RECORDED DATA START

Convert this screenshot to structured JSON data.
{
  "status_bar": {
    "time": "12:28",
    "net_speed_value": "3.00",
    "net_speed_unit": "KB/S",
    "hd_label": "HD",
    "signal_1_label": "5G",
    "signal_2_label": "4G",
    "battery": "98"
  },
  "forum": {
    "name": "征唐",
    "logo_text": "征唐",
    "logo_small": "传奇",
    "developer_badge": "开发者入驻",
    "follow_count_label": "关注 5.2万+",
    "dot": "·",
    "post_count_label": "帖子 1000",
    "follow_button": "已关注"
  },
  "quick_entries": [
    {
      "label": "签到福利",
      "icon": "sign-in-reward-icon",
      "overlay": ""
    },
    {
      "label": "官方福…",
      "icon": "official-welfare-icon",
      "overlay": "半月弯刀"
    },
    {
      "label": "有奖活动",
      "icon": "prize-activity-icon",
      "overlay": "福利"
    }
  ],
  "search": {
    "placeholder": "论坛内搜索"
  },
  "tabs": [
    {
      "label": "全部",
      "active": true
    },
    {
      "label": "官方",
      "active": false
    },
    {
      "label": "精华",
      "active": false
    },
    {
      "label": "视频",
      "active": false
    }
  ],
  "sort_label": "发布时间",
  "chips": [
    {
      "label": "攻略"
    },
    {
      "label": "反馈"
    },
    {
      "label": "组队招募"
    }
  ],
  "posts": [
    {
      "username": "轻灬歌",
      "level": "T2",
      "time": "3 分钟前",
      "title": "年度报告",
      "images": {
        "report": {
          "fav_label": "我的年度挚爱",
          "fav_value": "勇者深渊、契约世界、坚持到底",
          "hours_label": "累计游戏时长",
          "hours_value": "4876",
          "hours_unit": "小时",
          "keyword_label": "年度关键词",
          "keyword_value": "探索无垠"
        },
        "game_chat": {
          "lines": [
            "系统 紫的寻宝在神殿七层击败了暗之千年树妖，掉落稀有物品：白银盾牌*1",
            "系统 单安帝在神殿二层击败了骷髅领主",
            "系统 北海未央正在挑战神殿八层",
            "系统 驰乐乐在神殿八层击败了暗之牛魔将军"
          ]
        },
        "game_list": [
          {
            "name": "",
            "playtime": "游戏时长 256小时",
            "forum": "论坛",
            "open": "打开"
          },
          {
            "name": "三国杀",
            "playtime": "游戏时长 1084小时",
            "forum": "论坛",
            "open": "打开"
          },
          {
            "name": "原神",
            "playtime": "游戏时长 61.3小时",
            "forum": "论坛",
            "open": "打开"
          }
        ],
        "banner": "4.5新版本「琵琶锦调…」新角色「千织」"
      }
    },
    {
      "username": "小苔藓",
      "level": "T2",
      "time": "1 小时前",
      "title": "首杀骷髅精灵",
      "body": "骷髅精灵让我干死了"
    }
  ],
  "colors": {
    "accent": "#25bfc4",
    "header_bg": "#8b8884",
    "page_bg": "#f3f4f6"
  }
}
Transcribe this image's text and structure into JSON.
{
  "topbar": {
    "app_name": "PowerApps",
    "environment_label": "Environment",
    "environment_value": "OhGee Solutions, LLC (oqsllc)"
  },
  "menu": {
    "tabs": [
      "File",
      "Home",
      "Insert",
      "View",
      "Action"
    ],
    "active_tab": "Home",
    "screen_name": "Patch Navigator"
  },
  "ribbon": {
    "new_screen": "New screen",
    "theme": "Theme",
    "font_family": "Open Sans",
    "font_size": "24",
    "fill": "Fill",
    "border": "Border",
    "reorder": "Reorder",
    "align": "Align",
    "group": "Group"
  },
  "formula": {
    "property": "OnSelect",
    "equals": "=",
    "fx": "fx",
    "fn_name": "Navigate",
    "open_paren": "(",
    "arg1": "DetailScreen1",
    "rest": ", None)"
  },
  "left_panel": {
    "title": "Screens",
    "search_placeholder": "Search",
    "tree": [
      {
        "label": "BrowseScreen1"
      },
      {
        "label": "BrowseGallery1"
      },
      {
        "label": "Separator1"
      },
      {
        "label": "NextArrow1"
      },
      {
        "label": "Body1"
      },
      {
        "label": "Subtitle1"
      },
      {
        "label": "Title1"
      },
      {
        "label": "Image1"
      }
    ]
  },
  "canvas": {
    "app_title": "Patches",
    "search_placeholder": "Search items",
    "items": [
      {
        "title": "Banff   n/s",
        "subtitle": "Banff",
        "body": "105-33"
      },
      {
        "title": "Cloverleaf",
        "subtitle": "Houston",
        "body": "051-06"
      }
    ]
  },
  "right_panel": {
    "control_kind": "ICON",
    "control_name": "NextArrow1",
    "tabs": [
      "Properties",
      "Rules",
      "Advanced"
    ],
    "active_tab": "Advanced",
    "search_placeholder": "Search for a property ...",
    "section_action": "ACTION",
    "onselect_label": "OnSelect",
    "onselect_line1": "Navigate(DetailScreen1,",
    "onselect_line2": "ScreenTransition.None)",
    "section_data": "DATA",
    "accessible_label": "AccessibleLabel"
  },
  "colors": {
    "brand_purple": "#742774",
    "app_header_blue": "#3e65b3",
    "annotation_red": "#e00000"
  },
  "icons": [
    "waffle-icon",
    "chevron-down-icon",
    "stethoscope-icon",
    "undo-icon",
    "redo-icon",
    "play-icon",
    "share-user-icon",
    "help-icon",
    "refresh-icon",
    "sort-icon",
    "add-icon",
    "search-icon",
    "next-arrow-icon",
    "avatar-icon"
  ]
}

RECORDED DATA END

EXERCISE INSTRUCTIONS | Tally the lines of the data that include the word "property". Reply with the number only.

ANSWER SPACE | 2